Somebody’s Poisoned the Water Hole!
Editor’s Note: This is the eighth in a series on the The Ministry of a Shepherd from Ezekiel 34.
Sometimes we are better at talking about something than actually doing it. Nowhere is this more evident than in the topic of leadership. Pass through any bookstore and you’ll find shelves of books on leadership, leadership principles, leadership keys, and leadership according to [fill in the blank]. Oddly, most of them agree that despite the prevalence of leadership resources, leadership ability has not improved noticeably.
We talk a lot about it, but little difference seems to have been made, which, ironically, suggests that we have shown poor leadership in the area of leadership.
I am reminded of the words of Woody from the Movie Toy Story, “Somebody’s poisoned the water hole!” The problem is we keep drinking from it seemingly unaware of the danger. We’ve lost our ability to taste the difference. We’ve settled for talking about leadership instead of demonstrating it. We’re the princess who can no longer discern the presence or absence of the pea.
We’ve settled for talking about leadership instead of demonstrating it.
This issue of leadership responsibility was illustrated recently in a mischaracterization of Southern Baptists by former President (and former Southern Baptist) Jimmy Carter. It accentuated the fact that we have allowed ourselves to be defined by our opposition; to be delimited to what we are not and, consequently, find ourselves rabidly trying to defend ourselves against what we didn’t say.
Sadly, there’s no Snopes for discrediting flagrant denominational misinformation. Moreover, to decry untruths spoken against us merely puts us on the whiny defensive trying desperately to prove what we don’t mean. The answer is in clearly articulating who we are, where we stand, why we stand there, and having the courage to stand there even if the crowd standing with us begins to dwindle under the pressure of political correctness.

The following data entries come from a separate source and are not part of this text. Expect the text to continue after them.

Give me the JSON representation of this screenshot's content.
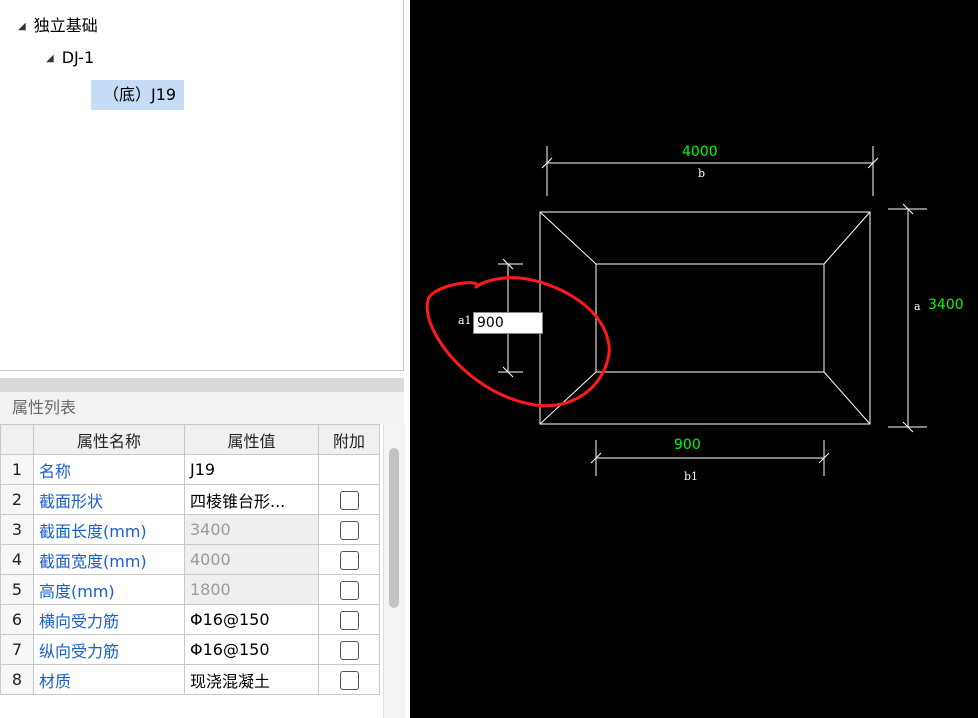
{
  "tree": {
    "root": "独立基础",
    "child": "DJ-1",
    "leaf": "（底）J19"
  },
  "properties": {
    "title": "属性列表",
    "headers": [
      "",
      "属性名称",
      "属性值",
      "附加"
    ],
    "rows": [
      {
        "num": "1",
        "name": "名称",
        "value": "J19",
        "disabled": false,
        "checkbox": false
      },
      {
        "num": "2",
        "name": "截面形状",
        "value": "四棱锥台形...",
        "disabled": false,
        "checkbox": true
      },
      {
        "num": "3",
        "name": "截面长度(mm)",
        "value": "3400",
        "disabled": true,
        "checkbox": true
      },
      {
        "num": "4",
        "name": "截面宽度(mm)",
        "value": "4000",
        "disabled": true,
        "checkbox": true
      },
      {
        "num": "5",
        "name": "高度(mm)",
        "value": "1800",
        "disabled": true,
        "checkbox": true
      },
      {
        "num": "6",
        "name": "横向受力筋",
        "value": "Φ16@150",
        "disabled": false,
        "checkbox": true
      },
      {
        "num": "7",
        "name": "纵向受力筋",
        "value": "Φ16@150",
        "disabled": false,
        "checkbox": true
      },
      {
        "num": "8",
        "name": "材质",
        "value": "现浇混凝土",
        "disabled": false,
        "checkbox": true
      }
    ]
  },
  "cad": {
    "dim_b_value": "4000",
    "dim_b_label": "b",
    "dim_a_value": "3400",
    "dim_a_label": "a",
    "dim_b1_value": "900",
    "dim_b1_label": "b1",
    "dim_a1_label": "a1",
    "a1_input_value": "900",
    "colors": {
      "background": "#000000",
      "dimension_value": "#00ff00",
      "lines": "#ffffff",
      "annotation": "#ff0000"
    }
  }
}
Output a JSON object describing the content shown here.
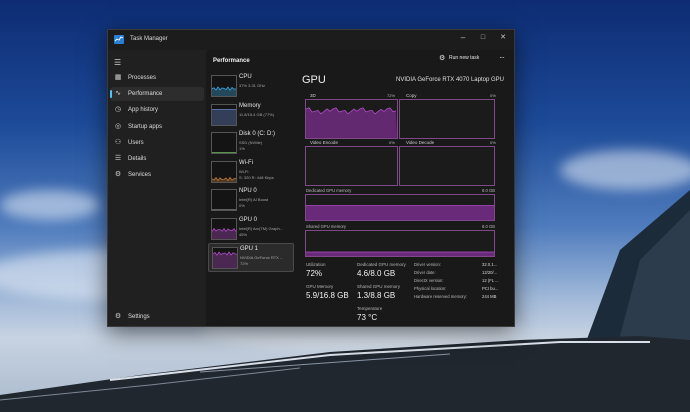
{
  "window": {
    "title": "Task Manager",
    "controls": [
      "–",
      "□",
      "✕"
    ]
  },
  "sidebar": {
    "items": [
      {
        "label": "Processes",
        "icon": "processes-icon",
        "glyph": "▦"
      },
      {
        "label": "Performance",
        "icon": "performance-icon",
        "glyph": "∿",
        "active": true
      },
      {
        "label": "App history",
        "icon": "history-icon",
        "glyph": "◷"
      },
      {
        "label": "Startup apps",
        "icon": "startup-icon",
        "glyph": "◎"
      },
      {
        "label": "Users",
        "icon": "users-icon",
        "glyph": "⚇"
      },
      {
        "label": "Details",
        "icon": "details-icon",
        "glyph": "☰"
      },
      {
        "label": "Services",
        "icon": "services-icon",
        "glyph": "⚙"
      }
    ],
    "settings_label": "Settings"
  },
  "header": {
    "title": "Performance",
    "run_task_label": "Run new task",
    "more_label": "···"
  },
  "devices": [
    {
      "name": "CPU",
      "sub": "37%  3.31 GHz",
      "sub2": "",
      "kind": "cpu"
    },
    {
      "name": "Memory",
      "sub": "11.8/15.4 GB (77%)",
      "sub2": "",
      "kind": "memory"
    },
    {
      "name": "Disk 0 (C: D:)",
      "sub": "SSD (NVMe)",
      "sub2": "1%",
      "kind": "disk"
    },
    {
      "name": "Wi-Fi",
      "sub": "Wi-Fi",
      "sub2": "S: 320  R: 448 Kbps",
      "kind": "wifi"
    },
    {
      "name": "NPU 0",
      "sub": "Intel(R) AI Boost",
      "sub2": "0%",
      "kind": "npu"
    },
    {
      "name": "GPU 0",
      "sub": "Intel(R) Arc(TM) Graph...",
      "sub2": "45%",
      "kind": "gpu0"
    },
    {
      "name": "GPU 1",
      "sub": "NVIDIA GeForce RTX ...",
      "sub2": "72%",
      "kind": "gpu1",
      "active": true
    }
  ],
  "gpu": {
    "title": "GPU",
    "model": "NVIDIA GeForce RTX 4070 Laptop GPU",
    "engines": [
      {
        "label": "3D",
        "pct": "72%",
        "level": 0.72
      },
      {
        "label": "Copy",
        "pct": "0%",
        "level": 0
      },
      {
        "label": "Video Encode",
        "pct": "0%",
        "level": 0
      },
      {
        "label": "Video Decode",
        "pct": "0%",
        "level": 0
      }
    ],
    "dedicated_label": "Dedicated GPU memory",
    "dedicated_max": "8.0 GB",
    "dedicated_level": 0.58,
    "shared_label": "Shared GPU memory",
    "shared_max": "8.0 GB",
    "shared_level": 0.16,
    "stats": {
      "utilization_label": "Utilization",
      "utilization": "72%",
      "dedicated_mem_label": "Dedicated GPU memory",
      "dedicated_mem": "4.6/8.0 GB",
      "gpu_memory_label": "GPU Memory",
      "gpu_memory": "5.9/16.8 GB",
      "shared_mem_label": "Shared GPU memory",
      "shared_mem": "1.3/8.8 GB",
      "temperature_label": "Temperature",
      "temperature": "73 °C"
    },
    "details": [
      {
        "k": "Driver version:",
        "v": "32.0.1..."
      },
      {
        "k": "Driver date:",
        "v": "12/20/..."
      },
      {
        "k": "DirectX version:",
        "v": "12 (FL ..."
      },
      {
        "k": "Physical location:",
        "v": "PCI bu..."
      },
      {
        "k": "Hardware reserved memory:",
        "v": "244 MB"
      }
    ]
  },
  "colors": {
    "accent": "#4cc2ff",
    "gpu_line": "#b04cc6",
    "gpu_fill": "#6a2a7a",
    "cpu_line": "#3fa7e0",
    "mem_line": "#6d8ed6",
    "disk_line": "#6cc05c",
    "wifi_line": "#c37d3d"
  }
}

But the problem isn’t unique to our time. The need for shepherd-leaders completes the list of accusations the Lord made against the shepherds in Ezekiel 34. The text reveals that God expects shepherds to feed the sheep, strengthen the weak, heal the sick, bind up the broken, protect the vulnerable, bring back those driven away, seek the lost, and lead the flock.
The Lord’s grief was evident as He announced that His sheep wandered from the fold and dwelt in insecurity because their shepherds were not leading them. The absence of shepherd leadership resulted in wandering, unsafe, confused, and hungry sheep. The Lord identified the problem in vs. 21, noting that the shepherds’ attempts at leadership consisted of trying to push the sheep around rather than leading them. But, one doesn’t lead from behind. You don’t drive sheep; you lead them. You don’t shoo them; you woo them. Sheep lie down in green pastures because the shepherd has made them feel safe.
You don’t drive sheep; you lead them. You don’t shoo them; you woo them.
It’s an unworthy hireling who merely wants to rule the sheep. That’s the opposite of shepherding. The sheep do not exist to serve the wants of the shepherd; shepherds exist to serve the needs of the sheep.
The answer might not be found in a book, but it will be evident in the field. Good shepherds don’t lead by proxy, dictate, demands, or good intentions. Shepherds live among the sheep and carefully and consistently lead the sheep from where they are to where they should be.
Unfortunately some of our shepherds (like some of our prominent political Southern Baptist leaders) have not always represented us well. But you and I need to do better. We know better.